▶ Supplied material
***

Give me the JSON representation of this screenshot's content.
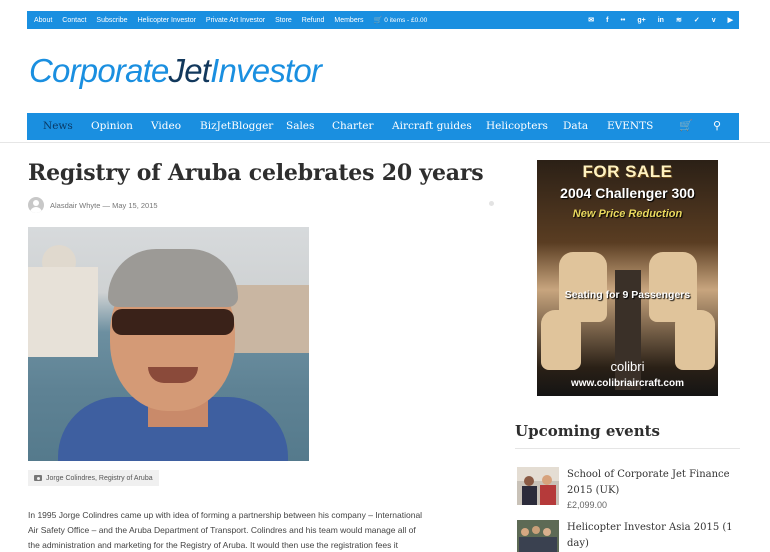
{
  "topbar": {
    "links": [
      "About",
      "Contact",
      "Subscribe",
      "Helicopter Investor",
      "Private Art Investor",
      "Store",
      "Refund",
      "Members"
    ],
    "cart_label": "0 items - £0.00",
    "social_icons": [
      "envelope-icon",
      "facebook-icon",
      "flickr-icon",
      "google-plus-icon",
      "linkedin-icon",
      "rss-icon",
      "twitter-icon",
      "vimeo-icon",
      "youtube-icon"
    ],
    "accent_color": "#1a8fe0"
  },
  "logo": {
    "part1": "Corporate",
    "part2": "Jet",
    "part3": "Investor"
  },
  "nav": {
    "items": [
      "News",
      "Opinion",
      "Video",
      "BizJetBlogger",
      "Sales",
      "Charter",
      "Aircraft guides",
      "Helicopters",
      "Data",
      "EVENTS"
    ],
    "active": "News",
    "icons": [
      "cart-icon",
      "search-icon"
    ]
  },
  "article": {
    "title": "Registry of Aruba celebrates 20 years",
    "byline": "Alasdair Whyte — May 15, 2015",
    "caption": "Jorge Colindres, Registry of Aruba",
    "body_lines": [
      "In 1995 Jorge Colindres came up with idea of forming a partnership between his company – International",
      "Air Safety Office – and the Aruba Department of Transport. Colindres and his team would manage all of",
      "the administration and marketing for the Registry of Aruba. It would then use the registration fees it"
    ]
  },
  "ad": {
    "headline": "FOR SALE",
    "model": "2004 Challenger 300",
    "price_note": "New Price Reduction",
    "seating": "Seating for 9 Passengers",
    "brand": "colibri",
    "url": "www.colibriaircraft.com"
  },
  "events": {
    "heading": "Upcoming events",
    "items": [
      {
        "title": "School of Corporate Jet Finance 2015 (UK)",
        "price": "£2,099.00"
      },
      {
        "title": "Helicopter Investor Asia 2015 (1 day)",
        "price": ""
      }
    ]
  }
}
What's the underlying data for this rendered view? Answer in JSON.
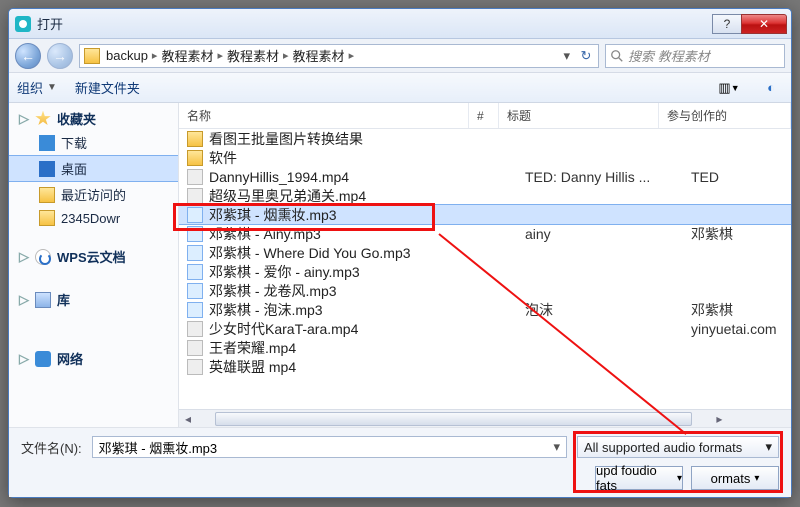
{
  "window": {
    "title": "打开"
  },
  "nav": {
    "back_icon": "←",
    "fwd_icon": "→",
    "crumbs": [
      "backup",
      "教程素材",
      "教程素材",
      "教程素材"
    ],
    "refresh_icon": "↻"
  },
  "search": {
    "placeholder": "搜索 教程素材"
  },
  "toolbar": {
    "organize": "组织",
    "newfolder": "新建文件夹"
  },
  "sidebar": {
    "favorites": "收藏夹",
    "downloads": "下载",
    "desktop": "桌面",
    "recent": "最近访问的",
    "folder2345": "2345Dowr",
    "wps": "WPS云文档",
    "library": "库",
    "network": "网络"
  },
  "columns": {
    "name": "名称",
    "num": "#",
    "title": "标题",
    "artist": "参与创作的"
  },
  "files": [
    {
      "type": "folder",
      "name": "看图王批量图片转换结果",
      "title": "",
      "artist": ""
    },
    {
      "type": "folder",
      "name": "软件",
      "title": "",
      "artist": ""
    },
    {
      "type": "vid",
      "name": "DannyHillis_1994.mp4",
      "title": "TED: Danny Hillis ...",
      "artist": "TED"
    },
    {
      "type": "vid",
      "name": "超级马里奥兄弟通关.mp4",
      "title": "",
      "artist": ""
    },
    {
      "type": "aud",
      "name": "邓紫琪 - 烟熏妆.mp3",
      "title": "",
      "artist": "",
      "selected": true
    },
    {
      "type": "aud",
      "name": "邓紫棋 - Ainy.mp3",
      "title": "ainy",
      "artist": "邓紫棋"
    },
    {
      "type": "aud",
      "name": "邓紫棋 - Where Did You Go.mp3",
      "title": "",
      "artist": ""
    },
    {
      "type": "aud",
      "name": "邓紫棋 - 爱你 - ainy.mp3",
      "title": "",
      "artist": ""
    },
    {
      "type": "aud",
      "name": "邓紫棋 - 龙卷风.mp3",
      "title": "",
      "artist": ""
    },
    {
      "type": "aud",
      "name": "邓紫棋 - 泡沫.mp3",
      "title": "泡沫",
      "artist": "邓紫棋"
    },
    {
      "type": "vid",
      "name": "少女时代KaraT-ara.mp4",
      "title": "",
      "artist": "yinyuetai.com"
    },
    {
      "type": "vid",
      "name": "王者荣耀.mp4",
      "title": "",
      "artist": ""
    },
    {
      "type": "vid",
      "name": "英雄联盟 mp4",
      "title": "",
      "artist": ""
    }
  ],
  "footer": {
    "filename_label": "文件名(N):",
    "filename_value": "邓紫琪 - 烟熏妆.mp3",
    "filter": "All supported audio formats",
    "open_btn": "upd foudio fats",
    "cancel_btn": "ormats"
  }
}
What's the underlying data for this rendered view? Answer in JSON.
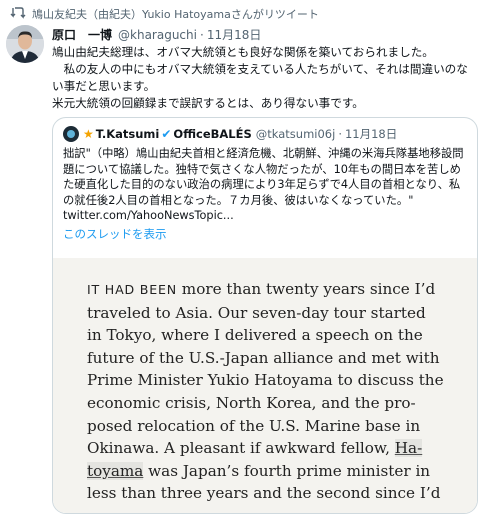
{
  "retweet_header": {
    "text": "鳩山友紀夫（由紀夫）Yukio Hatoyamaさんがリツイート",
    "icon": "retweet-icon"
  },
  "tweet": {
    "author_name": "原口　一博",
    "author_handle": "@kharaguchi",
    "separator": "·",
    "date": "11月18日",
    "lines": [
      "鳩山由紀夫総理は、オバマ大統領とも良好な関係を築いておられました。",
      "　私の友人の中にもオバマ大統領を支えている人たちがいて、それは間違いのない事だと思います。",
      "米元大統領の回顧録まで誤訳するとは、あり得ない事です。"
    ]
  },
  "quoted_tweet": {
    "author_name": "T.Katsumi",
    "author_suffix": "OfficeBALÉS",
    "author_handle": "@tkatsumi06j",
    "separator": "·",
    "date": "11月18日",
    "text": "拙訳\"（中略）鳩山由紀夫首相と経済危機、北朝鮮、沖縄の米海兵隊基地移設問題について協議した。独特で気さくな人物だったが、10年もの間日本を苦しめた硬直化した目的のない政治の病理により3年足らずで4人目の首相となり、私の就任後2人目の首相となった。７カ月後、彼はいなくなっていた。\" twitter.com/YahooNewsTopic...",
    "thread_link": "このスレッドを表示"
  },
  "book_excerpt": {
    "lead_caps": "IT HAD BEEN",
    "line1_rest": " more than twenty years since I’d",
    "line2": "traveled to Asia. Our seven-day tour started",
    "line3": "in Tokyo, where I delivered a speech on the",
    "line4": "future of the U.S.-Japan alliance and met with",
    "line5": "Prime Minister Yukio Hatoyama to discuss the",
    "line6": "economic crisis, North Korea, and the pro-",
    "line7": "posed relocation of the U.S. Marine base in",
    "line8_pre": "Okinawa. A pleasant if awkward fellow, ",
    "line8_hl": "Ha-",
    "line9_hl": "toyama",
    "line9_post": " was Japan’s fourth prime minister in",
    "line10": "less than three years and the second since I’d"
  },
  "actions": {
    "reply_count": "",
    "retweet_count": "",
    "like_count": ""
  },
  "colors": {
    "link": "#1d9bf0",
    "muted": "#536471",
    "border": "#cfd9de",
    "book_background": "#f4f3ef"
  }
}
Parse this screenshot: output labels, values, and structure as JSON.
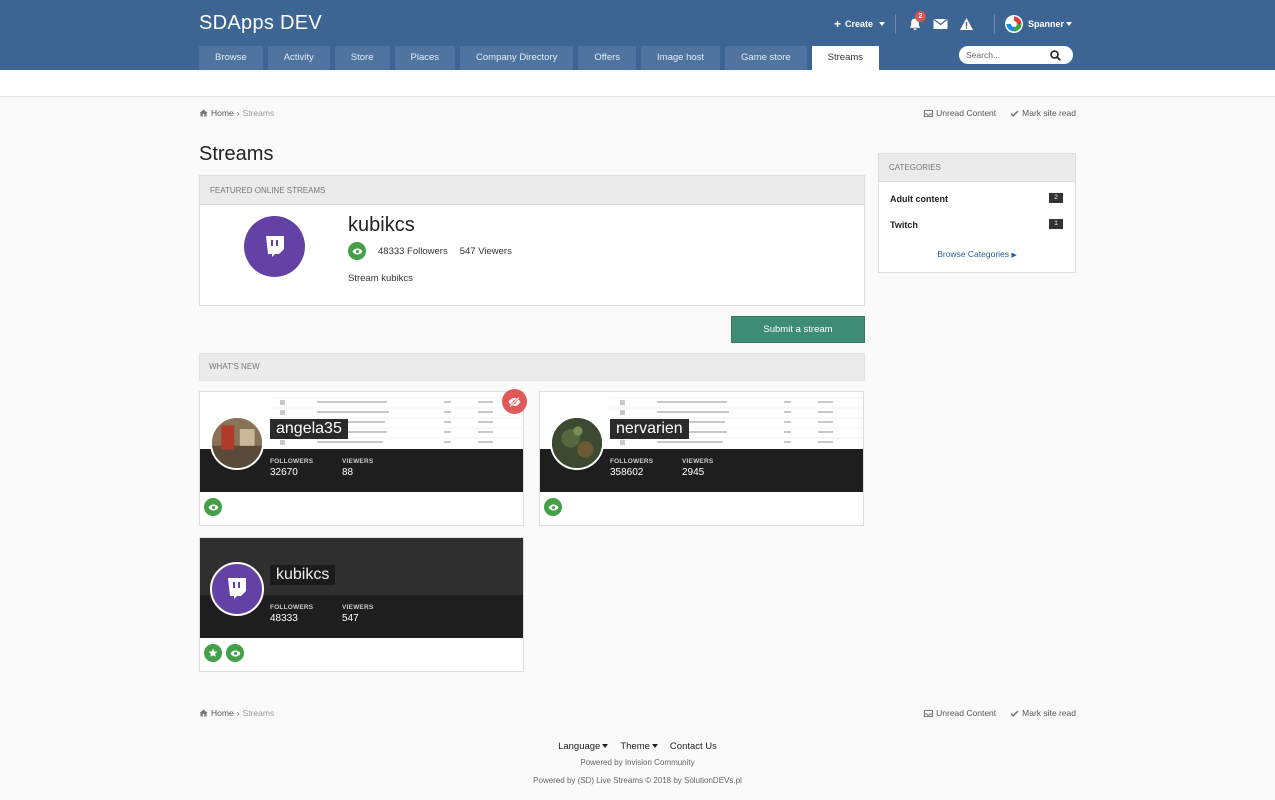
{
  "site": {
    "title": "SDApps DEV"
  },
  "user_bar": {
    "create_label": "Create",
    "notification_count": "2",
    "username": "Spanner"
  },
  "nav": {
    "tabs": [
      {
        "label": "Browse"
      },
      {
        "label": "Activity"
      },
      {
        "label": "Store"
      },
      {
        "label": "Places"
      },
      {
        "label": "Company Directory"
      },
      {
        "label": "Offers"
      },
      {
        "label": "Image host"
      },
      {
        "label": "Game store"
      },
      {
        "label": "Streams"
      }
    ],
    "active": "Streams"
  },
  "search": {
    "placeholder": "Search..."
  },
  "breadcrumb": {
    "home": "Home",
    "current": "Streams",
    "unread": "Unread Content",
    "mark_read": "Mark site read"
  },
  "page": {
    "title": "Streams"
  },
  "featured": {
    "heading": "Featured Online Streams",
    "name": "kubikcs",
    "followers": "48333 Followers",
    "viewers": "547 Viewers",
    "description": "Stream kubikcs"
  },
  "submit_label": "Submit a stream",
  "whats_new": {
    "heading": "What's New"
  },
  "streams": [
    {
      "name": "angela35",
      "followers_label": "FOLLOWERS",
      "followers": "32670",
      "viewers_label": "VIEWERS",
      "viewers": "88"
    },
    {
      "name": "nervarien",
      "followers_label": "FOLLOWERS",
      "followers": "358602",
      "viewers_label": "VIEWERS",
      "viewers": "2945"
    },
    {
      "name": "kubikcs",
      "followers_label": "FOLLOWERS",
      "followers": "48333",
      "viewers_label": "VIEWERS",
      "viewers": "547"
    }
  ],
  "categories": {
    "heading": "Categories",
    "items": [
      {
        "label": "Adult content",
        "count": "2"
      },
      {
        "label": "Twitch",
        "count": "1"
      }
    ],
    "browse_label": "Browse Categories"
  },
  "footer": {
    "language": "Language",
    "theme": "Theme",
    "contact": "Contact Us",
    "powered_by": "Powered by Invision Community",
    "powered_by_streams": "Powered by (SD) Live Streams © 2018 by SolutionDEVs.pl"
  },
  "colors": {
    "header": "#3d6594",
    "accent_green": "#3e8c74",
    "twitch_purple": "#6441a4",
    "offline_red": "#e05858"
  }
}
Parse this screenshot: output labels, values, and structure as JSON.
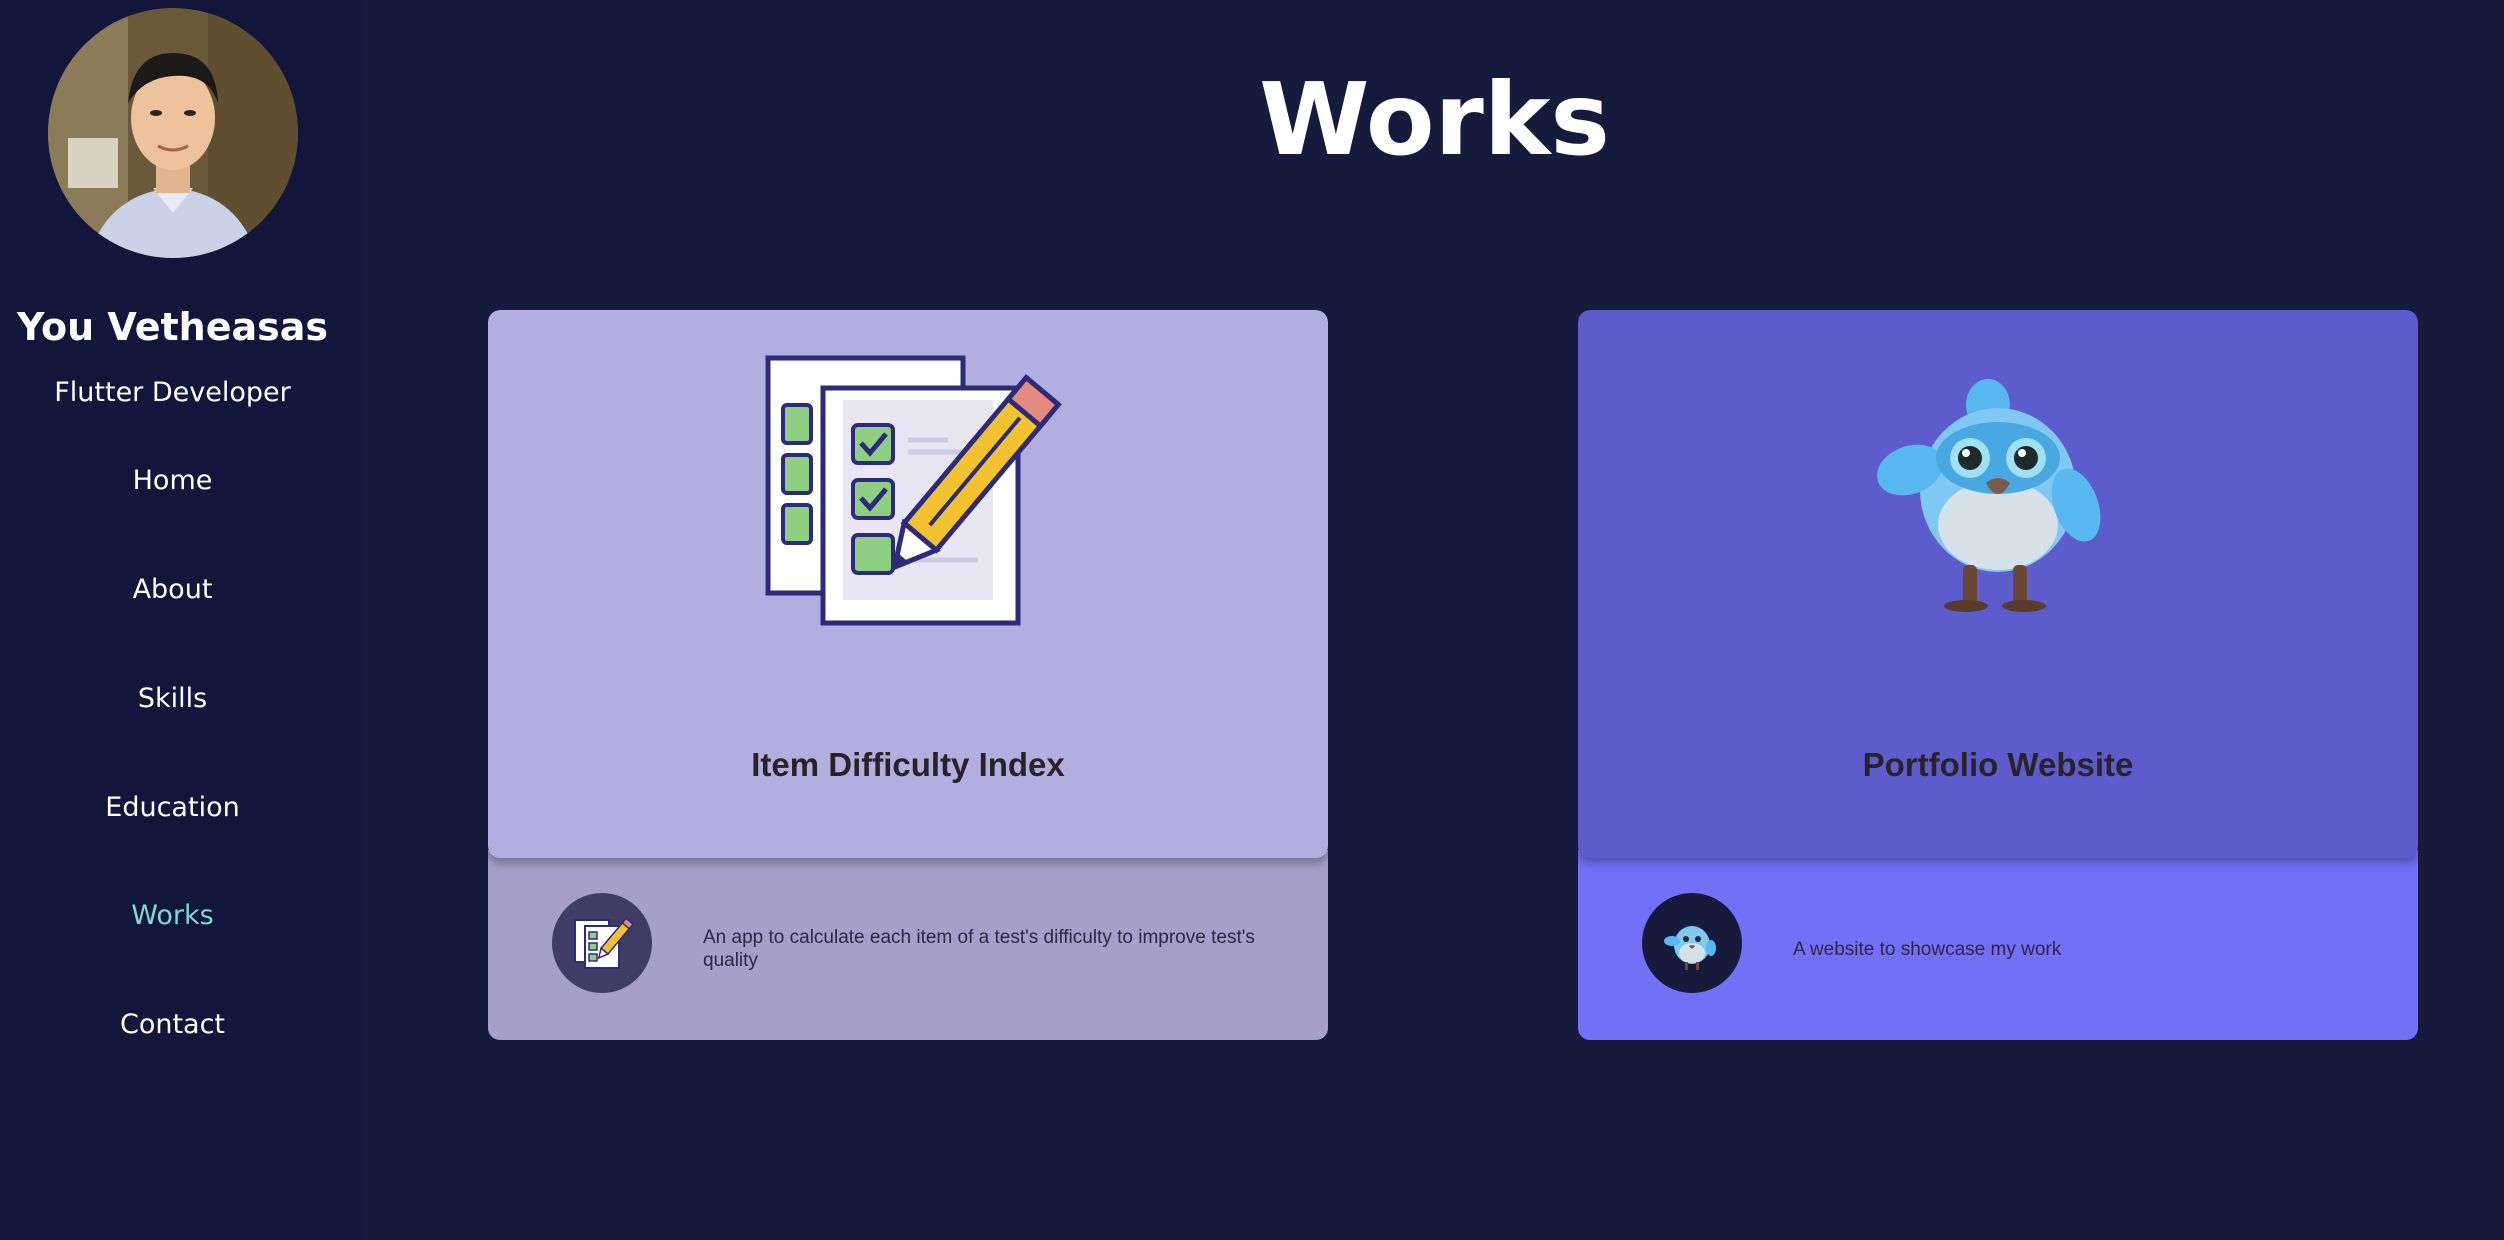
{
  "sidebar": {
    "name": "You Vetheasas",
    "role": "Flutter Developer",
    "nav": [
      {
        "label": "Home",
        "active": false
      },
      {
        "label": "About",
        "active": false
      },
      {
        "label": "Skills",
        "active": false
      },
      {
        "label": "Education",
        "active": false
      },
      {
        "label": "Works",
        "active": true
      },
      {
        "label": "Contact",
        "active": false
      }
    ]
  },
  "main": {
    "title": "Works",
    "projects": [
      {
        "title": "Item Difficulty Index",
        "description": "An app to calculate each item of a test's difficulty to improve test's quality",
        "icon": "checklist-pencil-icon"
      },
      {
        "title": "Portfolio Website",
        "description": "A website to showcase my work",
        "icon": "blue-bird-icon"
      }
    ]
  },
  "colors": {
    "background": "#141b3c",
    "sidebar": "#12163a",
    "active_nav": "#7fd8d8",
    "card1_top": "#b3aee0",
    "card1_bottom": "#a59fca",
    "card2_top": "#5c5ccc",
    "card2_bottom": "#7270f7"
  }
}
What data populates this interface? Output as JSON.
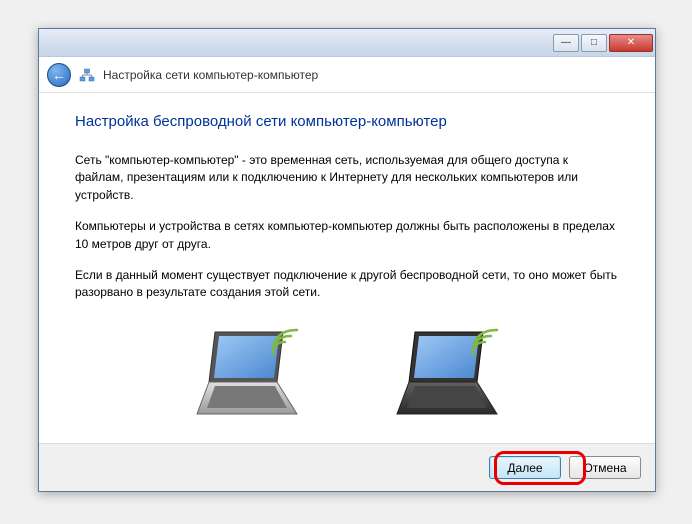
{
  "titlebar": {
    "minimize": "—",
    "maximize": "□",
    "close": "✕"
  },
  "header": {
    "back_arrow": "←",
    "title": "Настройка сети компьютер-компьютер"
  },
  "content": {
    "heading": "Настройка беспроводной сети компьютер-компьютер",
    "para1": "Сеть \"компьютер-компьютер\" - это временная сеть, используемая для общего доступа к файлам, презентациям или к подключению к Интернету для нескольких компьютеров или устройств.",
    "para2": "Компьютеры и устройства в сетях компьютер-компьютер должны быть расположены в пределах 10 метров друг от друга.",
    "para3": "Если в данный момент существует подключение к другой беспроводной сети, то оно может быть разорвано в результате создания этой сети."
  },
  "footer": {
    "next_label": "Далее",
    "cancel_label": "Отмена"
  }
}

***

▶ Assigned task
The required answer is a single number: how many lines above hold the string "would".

▶ Written solution
2